Daniele Torsello

Politecnico di Torino
September 21 | 19:00 CET

Design & Modeling of a Non-Planar REBCO Coil for Stellarators

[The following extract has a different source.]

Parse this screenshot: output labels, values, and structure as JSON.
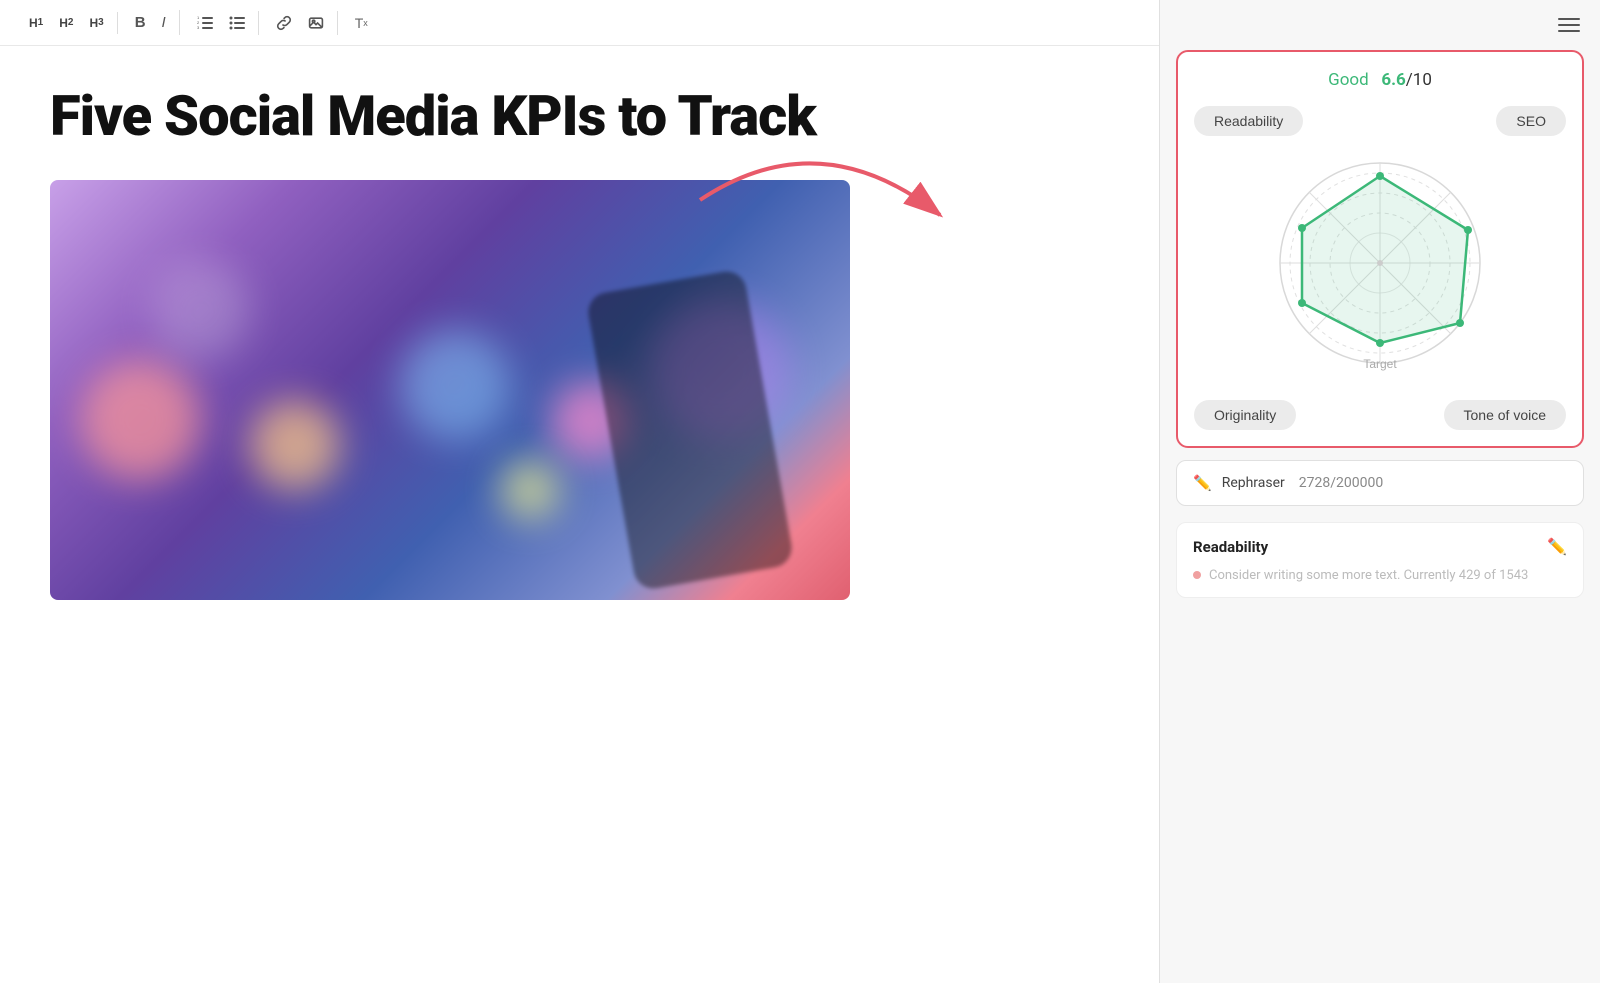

The long understood benefits of operating fusion devices, such as tokamaks and stellarators, at high fields make superconducting magnets necessary to realize a compact fusion power system. Superconducting stellarators, such as W7-X, have used standard low-temperature superconductor technology (NbTi). ARPA-E has recently funded a 2-year project led by the startup Type One Energy and involving the Fusion Technology Institute at the University of Wisconsin–Madison and the Plasma Science and Fusion Center at MIT, to design and manufacture the first non-planar HTS (REBCO) coil based on the SPARC tokamak’s VIPER cable concept for a high-field stellarator. The design consists of a two-turn non-planar HTS coil supported by a pair of 3D printed stainless steel radial plates. The ultimate goals of the project are to determine if commercial REBCO tapes and additive manufacturing can be used to fabricate high field (>10 T) non-planar coils with tight bending radii (100 mm) and without degradation of the superconducting performance. In this presentation we will report on the fabrication of a two-turn non-planar HTS coil with tight-radius bends that will be supported by a pair of 3D printed stainless steel radial plates. A critical risk that is still to be retired is the accurate 3D bending of a multi-turn coil so that it mates properly with the radial plates, and produces the desired 3D B-field structure. Testing of the completed coil at 77 K will characterize the Ic, the 3D B-field structure, and the quench robustness, and will be compared to detailed electromagnetic, mechanical, and thermal modeling.

Nicolò Riva

Karlsruhe Institute of Technology/EPFL
8 (Africa, Europe, Middle East)